Earlier this month, the Fauntroys filed for bankruptcy protection, claiming debts between $500,000 and $1 million. Since May 2014, the couple has been battling in D.C. Superior Court against the Bank of New York, which filed for foreclosure against the Fauntroys’ home in Crestwood, the Northwest Washington neighborhood where they’ve lived for decades. The couple had taken out an additional mortgage on their home in 2006 but defaulted on payments between July 2008 and February 2013, owing more than $146,000.

Fauntroy, in documents in his bankruptcy protection case, wrote that he recently “suffered a medical emergency,” although he offered no details. He is also facing a criminal charge for writing a bad check for $55,000 to an event-planning company that helped him organize a ball for President Obama’s inauguration in January 2009 at the Gaylord National Resort and Convention Center at National Harbor. He has failed to show up for hearings on the matter, despite two bench warrants ordering his presence in court in Prince George’s County.

The predicament represents a sobering fall for a man who wielded a sizeable amount of influence on the civil rights movement and the District’s political fortunes. Fauntroy was elected the District’s first nonvoting congressional delegate in a century — and the first African American to represent the nation’s capital.

After serving for 20 years in Congress, where he helped lobby for home rule, he ran for mayor in 1990 but didn’t make it past the Democratic primary. A graduate of the Yale University Divinity School, he also served as pastor of New Bethel Baptist Church in Shaw before retiring six years ago.

He has always felt a calling to human rights issues, especially abroad.

During his time in Congress, he spent time railing against apartheid in South Africa and calling attention to human rights abuses in Haiti.

In 2011, he traveled to Libya just as Moammar Gaddafi’s government spiraled into descent. At one point, he was feared dead. Not even his wife knew the circumstances of his visit, according to a statement at the time from now-Del. Eleanor Holmes Norton.

In an interview with the Afro.com, Fauntroy said he personally met with Gaddafi on a peacekeeping mission but then “went into hiding for about a month in Libya after witnessing horrifying events in Libya’s bloody civil war.”

It appears that Fauntroy has gone back into hiding.
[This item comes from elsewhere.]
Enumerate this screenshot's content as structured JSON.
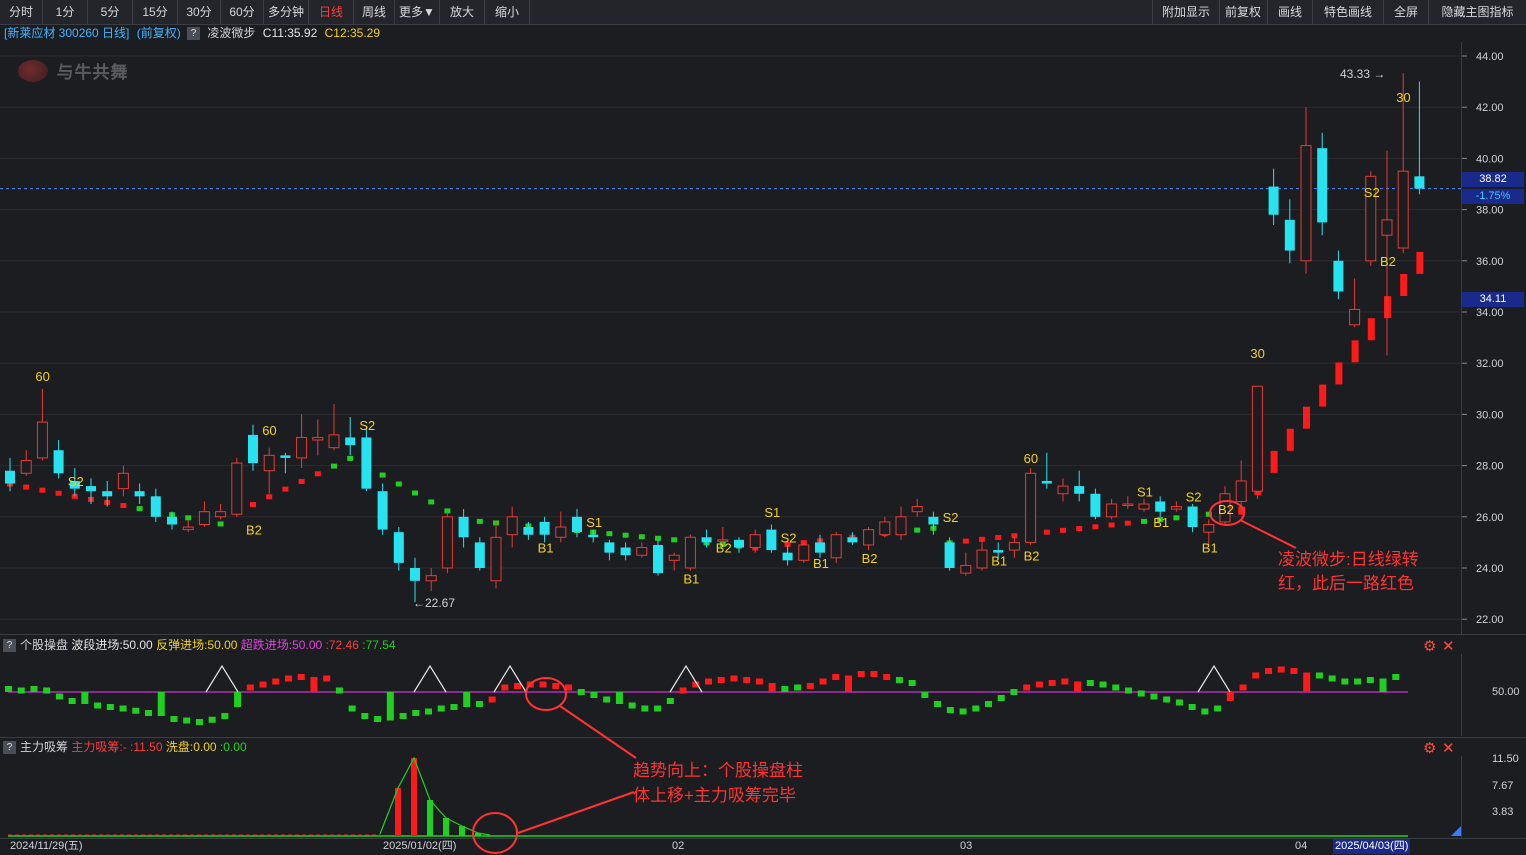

At Wednesday’s news conference, Barnes, the attorney, could not definitively say that his client was in Dubai, only that there are “indicators” that he’s living there. Barnes said he has received packages from Fauntroy that say Dubai was the mail’s “place of origin.” He added: “I do think he’s in Dubai, but no one can be certain.”

Even as a line of Fauntroy’s prominent friends in the African American community pleaded with the public for money, none was either willing or capable of explaining why Fauntroy is abroad, what he’s specifically doing, whom he’s working with or where he’s living.

Barnes said that Fauntroy wants to come home soon but that there are “steps that need to happen.” Would the attorney care to elaborate? “I think on that,” he said, “I’m going to claim attorney-client privilege.”

Those who wish to help the Fauntroys can write checks payable to the Walter E. Fauntroy Family Fund and mail them to the fund’s fiduciary agent, the National Congress of Black Women, at 1250 Fourth St. SW, Suite WG-1, Washington, D.C., 20024.